#### Task to complete:
Every single entry should be printed exactly.

[[ Records supplied, beginning ]]

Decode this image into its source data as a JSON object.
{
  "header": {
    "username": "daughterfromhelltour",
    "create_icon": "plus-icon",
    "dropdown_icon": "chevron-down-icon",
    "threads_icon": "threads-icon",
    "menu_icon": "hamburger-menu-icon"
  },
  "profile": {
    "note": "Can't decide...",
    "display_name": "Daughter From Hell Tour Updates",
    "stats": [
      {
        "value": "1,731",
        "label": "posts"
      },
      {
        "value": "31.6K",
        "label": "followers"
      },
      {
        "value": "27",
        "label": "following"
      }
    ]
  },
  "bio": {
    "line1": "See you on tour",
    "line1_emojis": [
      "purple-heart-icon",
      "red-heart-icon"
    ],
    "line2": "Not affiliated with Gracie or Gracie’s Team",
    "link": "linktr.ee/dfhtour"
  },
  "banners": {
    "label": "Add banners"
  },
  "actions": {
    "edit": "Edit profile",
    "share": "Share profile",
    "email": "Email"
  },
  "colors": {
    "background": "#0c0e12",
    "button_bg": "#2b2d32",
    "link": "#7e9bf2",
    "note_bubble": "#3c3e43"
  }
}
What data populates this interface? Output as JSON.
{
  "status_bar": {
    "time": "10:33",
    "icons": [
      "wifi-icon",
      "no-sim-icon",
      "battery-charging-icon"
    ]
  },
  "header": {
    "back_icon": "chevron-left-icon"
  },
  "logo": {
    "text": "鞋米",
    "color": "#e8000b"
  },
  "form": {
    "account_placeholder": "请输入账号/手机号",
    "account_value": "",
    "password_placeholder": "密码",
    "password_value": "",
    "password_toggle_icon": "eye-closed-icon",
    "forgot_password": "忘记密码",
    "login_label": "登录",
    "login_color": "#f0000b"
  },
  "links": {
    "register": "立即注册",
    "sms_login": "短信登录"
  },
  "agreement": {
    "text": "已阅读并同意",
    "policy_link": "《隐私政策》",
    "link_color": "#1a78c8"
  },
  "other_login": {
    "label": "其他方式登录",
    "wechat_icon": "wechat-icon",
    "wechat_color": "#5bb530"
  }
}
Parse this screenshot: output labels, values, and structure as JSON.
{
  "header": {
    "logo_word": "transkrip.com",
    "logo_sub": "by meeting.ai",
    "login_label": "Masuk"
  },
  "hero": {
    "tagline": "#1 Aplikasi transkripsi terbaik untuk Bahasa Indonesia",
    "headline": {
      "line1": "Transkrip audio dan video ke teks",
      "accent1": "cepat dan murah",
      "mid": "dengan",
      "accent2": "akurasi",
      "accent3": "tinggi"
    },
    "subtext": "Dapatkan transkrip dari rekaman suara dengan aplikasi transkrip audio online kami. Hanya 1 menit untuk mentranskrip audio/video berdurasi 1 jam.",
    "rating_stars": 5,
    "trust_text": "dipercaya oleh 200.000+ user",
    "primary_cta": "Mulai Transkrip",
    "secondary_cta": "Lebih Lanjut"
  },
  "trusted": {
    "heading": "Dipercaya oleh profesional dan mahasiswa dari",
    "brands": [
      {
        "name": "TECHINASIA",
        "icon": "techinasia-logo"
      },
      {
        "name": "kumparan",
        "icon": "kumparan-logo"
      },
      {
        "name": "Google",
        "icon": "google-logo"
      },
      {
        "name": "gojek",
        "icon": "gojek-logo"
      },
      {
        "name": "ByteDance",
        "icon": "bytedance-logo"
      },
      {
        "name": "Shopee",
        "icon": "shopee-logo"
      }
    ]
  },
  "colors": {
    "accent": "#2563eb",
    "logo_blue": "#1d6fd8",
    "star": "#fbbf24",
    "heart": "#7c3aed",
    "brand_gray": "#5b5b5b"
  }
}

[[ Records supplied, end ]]

#### Output of the task:
Decode this image into its source data as a JSON object.
{
  "header": {
    "username": "daughterfromhelltour",
    "create_icon": "plus-icon",
    "dropdown_icon": "chevron-down-icon",
    "threads_icon": "threads-icon",
    "menu_icon": "hamburger-menu-icon"
  },
  "profile": {
    "note": "Can't decide...",
    "display_name": "Daughter From Hell Tour Updates",
    "stats": [
      {
        "value": "1,731",
        "label": "posts"
      },
      {
        "value": "31.6K",
        "label": "followers"
      },
      {
        "value": "27",
        "label": "following"
      }
    ]
  },
  "bio": {
    "line1": "See you on tour",
    "line1_emojis": [
      "purple-heart-icon",
      "red-heart-icon"
    ],
    "line2": "Not affiliated with Gracie or Gracie’s Team",
    "link": "linktr.ee/dfhtour"
  },
  "banners": {
    "label": "Add banners"
  },
  "actions": {
    "edit": "Edit profile",
    "share": "Share profile",
    "email": "Email"
  },
  "colors": {
    "background": "#0c0e12",
    "button_bg": "#2b2d32",
    "link": "#7e9bf2",
    "note_bubble": "#3c3e43"
  }
}
What data populates this interface? Output as JSON.
{
  "status_bar": {
    "time": "10:33",
    "icons": [
      "wifi-icon",
      "no-sim-icon",
      "battery-charging-icon"
    ]
  },
  "header": {
    "back_icon": "chevron-left-icon"
  },
  "logo": {
    "text": "鞋米",
    "color": "#e8000b"
  },
  "form": {
    "account_placeholder": "请输入账号/手机号",
    "account_value": "",
    "password_placeholder": "密码",
    "password_value": "",
    "password_toggle_icon": "eye-closed-icon",
    "forgot_password": "忘记密码",
    "login_label": "登录",
    "login_color": "#f0000b"
  },
  "links": {
    "register": "立即注册",
    "sms_login": "短信登录"
  },
  "agreement": {
    "text": "已阅读并同意",
    "policy_link": "《隐私政策》",
    "link_color": "#1a78c8"
  },
  "other_login": {
    "label": "其他方式登录",
    "wechat_icon": "wechat-icon",
    "wechat_color": "#5bb530"
  }
}
Parse this screenshot: output labels, values, and structure as JSON.
{
  "header": {
    "logo_word": "transkrip.com",
    "logo_sub": "by meeting.ai",
    "login_label": "Masuk"
  },
  "hero": {
    "tagline": "#1 Aplikasi transkripsi terbaik untuk Bahasa Indonesia",
    "headline": {
      "line1": "Transkrip audio dan video ke teks",
      "accent1": "cepat dan murah",
      "mid": "dengan",
      "accent2": "akurasi",
      "accent3": "tinggi"
    },
    "subtext": "Dapatkan transkrip dari rekaman suara dengan aplikasi transkrip audio online kami. Hanya 1 menit untuk mentranskrip audio/video berdurasi 1 jam.",
    "rating_stars": 5,
    "trust_text": "dipercaya oleh 200.000+ user",
    "primary_cta": "Mulai Transkrip",
    "secondary_cta": "Lebih Lanjut"
  },
  "trusted": {
    "heading": "Dipercaya oleh profesional dan mahasiswa dari",
    "brands": [
      {
        "name": "TECHINASIA",
        "icon": "techinasia-logo"
      },
      {
        "name": "kumparan",
        "icon": "kumparan-logo"
      },
      {
        "name": "Google",
        "icon": "google-logo"
      },
      {
        "name": "gojek",
        "icon": "gojek-logo"
      },
      {
        "name": "ByteDance",
        "icon": "bytedance-logo"
      },
      {
        "name": "Shopee",
        "icon": "shopee-logo"
      }
    ]
  },
  "colors": {
    "accent": "#2563eb",
    "logo_blue": "#1d6fd8",
    "star": "#fbbf24",
    "heart": "#7c3aed",
    "brand_gray": "#5b5b5b"
  }
}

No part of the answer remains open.